DATASET RECORDS:
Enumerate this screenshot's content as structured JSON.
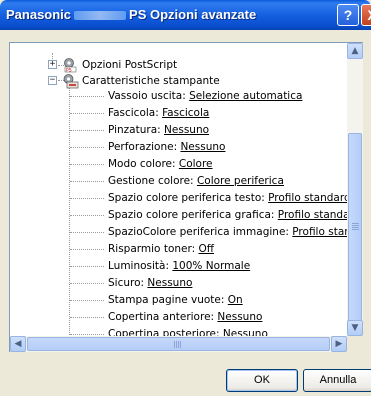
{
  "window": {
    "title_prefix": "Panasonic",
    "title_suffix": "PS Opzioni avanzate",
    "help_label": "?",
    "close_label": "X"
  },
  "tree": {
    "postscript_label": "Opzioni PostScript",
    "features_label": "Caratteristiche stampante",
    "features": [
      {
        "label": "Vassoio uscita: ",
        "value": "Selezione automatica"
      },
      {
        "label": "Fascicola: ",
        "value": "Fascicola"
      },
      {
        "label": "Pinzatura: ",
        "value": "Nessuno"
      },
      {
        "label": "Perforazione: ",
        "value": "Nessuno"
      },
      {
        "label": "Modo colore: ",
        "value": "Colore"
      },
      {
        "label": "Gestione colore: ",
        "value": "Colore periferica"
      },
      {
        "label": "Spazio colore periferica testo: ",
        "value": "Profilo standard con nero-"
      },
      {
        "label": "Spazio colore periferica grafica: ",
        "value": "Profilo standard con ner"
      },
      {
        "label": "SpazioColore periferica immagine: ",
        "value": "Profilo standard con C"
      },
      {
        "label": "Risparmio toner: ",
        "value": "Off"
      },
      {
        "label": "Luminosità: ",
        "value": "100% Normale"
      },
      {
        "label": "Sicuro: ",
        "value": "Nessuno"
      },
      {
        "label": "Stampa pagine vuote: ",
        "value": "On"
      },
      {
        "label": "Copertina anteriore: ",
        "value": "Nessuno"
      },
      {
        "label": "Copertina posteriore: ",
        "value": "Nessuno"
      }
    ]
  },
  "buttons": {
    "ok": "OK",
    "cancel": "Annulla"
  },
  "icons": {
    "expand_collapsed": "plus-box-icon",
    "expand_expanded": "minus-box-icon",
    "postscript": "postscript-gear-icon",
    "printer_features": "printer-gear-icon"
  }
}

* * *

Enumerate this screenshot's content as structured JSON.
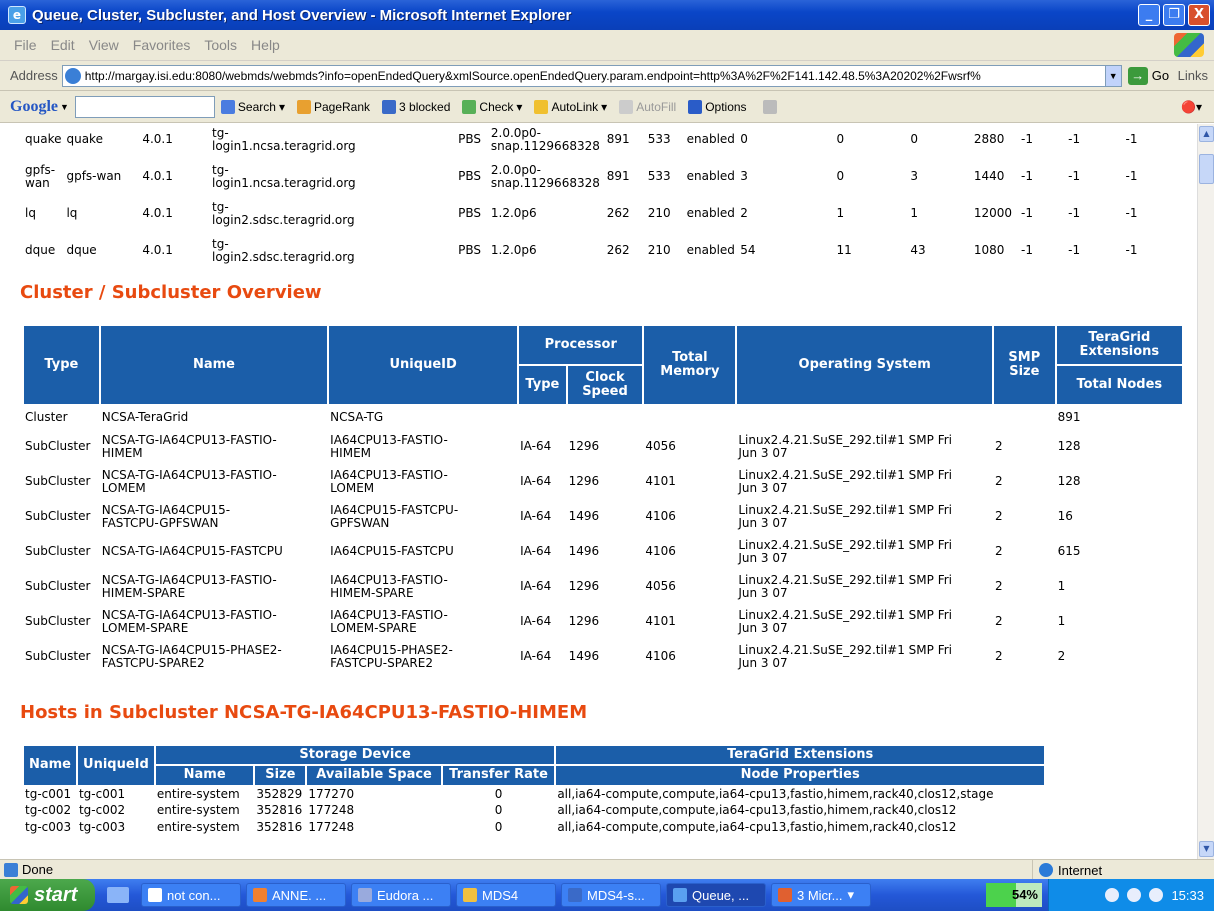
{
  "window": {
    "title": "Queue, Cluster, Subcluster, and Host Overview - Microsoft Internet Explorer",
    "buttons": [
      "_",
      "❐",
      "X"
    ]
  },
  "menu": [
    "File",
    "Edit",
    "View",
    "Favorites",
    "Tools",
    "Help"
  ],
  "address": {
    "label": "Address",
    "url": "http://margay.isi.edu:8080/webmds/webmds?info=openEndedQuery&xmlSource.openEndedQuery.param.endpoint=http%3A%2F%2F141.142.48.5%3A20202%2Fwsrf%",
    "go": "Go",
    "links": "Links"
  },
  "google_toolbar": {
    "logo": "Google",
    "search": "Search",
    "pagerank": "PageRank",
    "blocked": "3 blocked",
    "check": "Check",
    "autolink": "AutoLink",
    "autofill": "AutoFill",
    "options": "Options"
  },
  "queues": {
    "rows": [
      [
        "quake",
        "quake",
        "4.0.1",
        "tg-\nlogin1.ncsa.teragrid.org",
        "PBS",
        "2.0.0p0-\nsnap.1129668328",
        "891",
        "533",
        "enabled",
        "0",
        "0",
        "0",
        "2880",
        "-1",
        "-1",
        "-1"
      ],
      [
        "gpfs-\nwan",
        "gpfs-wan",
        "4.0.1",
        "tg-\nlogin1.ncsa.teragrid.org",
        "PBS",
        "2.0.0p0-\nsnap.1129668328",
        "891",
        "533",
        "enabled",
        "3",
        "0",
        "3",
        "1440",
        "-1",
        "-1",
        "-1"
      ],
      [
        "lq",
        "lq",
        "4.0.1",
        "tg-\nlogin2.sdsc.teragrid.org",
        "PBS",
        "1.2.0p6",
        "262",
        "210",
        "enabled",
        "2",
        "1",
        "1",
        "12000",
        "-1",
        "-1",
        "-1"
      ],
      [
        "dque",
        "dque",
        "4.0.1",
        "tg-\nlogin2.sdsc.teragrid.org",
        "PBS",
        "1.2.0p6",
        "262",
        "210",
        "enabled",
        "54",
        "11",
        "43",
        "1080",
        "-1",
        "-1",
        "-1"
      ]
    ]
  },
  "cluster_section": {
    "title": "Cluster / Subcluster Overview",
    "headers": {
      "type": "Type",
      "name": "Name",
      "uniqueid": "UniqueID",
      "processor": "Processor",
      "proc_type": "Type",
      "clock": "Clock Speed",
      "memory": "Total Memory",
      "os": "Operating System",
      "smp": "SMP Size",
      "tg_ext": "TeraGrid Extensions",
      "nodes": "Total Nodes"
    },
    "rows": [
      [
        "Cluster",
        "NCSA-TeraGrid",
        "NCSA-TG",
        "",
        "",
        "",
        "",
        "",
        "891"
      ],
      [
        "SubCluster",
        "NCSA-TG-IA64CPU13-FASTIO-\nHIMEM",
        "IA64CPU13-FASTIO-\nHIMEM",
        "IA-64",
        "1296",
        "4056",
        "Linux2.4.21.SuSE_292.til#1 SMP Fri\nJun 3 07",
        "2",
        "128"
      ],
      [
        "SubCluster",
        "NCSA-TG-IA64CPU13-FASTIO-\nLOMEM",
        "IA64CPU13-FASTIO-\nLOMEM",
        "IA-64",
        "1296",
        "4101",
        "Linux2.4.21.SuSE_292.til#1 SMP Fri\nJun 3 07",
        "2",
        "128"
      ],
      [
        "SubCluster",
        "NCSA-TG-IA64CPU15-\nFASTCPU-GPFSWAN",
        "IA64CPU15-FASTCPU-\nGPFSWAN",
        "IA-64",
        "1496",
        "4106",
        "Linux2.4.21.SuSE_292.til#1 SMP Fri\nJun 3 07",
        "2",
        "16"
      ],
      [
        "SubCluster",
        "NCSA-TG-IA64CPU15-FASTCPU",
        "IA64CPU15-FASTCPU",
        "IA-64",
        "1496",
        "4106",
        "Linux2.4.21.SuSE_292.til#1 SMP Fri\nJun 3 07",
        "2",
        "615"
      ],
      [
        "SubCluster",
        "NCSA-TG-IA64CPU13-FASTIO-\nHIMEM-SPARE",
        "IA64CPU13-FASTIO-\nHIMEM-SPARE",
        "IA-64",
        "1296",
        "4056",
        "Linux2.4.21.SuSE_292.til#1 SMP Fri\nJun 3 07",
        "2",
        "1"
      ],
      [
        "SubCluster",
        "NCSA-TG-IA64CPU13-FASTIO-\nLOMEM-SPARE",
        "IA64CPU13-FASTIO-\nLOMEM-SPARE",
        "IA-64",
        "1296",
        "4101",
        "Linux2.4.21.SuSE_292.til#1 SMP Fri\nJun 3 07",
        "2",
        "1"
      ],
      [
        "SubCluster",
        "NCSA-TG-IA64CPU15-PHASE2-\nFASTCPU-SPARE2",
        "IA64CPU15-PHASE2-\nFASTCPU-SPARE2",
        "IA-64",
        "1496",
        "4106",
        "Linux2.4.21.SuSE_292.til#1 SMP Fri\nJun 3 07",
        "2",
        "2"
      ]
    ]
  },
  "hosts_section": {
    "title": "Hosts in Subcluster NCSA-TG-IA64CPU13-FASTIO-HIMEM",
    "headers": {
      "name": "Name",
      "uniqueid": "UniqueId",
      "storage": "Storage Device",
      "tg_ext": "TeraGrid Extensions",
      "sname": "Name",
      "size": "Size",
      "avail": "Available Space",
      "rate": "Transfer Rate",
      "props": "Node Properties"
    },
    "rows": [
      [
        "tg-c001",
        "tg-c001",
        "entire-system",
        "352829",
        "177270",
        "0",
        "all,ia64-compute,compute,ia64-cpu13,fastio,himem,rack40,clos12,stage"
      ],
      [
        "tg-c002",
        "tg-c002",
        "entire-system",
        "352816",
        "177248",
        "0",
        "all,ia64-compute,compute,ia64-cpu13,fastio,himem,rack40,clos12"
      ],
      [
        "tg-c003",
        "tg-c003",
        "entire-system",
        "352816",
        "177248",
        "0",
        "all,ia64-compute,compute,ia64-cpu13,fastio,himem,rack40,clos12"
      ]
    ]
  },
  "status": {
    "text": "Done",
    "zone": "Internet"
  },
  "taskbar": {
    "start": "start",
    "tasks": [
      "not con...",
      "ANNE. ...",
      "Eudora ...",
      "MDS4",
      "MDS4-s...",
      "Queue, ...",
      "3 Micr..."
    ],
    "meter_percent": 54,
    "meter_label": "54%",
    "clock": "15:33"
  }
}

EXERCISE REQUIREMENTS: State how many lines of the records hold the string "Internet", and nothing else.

WRITTEN ANSWER: 2